What you have to do: Give back the line that contains "Enumerate this screenshot's" and every following line, exactly as they appear, through the end of the data.

(Supplied records)

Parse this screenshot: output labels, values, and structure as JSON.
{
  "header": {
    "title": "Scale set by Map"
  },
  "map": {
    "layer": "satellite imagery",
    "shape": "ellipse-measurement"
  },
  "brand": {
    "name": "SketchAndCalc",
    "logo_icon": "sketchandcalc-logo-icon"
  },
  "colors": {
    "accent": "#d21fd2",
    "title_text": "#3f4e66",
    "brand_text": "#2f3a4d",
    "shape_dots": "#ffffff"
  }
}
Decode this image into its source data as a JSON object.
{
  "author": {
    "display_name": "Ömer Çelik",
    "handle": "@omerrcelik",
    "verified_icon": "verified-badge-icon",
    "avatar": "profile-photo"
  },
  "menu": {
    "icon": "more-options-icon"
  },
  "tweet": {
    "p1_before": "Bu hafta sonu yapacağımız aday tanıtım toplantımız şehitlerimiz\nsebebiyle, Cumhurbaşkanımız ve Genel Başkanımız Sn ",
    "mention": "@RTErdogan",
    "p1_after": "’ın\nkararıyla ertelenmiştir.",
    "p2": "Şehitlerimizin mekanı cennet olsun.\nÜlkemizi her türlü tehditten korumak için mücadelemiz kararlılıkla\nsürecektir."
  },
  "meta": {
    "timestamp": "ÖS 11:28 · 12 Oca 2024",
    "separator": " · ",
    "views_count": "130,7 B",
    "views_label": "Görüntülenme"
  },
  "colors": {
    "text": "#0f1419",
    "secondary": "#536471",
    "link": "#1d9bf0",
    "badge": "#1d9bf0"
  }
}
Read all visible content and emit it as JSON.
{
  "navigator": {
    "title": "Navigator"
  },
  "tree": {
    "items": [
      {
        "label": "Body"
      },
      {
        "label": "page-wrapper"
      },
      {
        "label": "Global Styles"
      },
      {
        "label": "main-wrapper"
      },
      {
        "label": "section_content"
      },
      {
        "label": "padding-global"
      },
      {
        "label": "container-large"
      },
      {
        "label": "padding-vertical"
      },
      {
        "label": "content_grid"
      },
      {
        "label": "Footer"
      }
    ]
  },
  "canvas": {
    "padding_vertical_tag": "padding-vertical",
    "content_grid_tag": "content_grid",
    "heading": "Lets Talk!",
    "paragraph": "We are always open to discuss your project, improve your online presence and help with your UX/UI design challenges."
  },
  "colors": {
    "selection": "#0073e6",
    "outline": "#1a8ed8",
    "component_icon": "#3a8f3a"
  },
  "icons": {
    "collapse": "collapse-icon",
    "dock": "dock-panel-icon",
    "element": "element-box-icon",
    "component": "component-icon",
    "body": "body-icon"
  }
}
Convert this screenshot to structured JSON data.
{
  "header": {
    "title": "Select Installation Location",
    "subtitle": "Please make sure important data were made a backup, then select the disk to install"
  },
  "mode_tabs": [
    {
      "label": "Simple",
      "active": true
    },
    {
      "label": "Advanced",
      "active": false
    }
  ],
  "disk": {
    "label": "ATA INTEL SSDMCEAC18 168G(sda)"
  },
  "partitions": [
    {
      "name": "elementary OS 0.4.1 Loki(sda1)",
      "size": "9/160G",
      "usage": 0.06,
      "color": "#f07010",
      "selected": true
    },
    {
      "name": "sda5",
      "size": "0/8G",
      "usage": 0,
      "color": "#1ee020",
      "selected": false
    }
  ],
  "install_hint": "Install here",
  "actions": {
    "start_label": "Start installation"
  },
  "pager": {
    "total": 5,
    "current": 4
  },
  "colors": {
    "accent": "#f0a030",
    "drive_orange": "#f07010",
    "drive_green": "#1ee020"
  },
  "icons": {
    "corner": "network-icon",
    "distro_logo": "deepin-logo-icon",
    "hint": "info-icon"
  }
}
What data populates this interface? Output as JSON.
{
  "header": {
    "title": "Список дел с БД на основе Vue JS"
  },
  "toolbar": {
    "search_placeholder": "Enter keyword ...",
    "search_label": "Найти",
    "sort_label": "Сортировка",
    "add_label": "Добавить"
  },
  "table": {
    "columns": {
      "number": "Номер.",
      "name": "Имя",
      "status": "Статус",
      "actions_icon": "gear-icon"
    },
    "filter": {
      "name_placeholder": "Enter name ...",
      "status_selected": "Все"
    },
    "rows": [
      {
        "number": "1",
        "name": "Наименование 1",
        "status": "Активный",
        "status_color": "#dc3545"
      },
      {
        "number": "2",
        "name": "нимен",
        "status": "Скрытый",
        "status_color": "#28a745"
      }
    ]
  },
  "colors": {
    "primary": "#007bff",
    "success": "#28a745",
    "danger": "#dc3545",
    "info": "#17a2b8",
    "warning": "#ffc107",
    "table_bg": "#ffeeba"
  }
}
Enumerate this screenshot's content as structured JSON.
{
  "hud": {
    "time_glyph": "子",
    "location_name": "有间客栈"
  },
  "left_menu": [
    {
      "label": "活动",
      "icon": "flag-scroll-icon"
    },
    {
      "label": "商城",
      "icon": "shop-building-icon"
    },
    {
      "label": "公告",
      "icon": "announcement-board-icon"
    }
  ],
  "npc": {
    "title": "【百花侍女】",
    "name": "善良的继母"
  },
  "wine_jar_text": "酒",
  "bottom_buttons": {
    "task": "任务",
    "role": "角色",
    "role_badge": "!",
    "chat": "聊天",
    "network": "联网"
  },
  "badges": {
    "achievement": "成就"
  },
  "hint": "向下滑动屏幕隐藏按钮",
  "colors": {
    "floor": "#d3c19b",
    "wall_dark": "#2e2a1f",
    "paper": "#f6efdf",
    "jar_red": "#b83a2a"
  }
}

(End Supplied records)

Output of the task:
Enumerate this screenshot's content as structured JSON.
{
  "hud": {
    "time_glyph": "子",
    "location_name": "有间客栈"
  },
  "left_menu": [
    {
      "label": "活动",
      "icon": "flag-scroll-icon"
    },
    {
      "label": "商城",
      "icon": "shop-building-icon"
    },
    {
      "label": "公告",
      "icon": "announcement-board-icon"
    }
  ],
  "npc": {
    "title": "【百花侍女】",
    "name": "善良的继母"
  },
  "wine_jar_text": "酒",
  "bottom_buttons": {
    "task": "任务",
    "role": "角色",
    "role_badge": "!",
    "chat": "聊天",
    "network": "联网"
  },
  "badges": {
    "achievement": "成就"
  },
  "hint": "向下滑动屏幕隐藏按钮",
  "colors": {
    "floor": "#d3c19b",
    "wall_dark": "#2e2a1f",
    "paper": "#f6efdf",
    "jar_red": "#b83a2a"
  }
}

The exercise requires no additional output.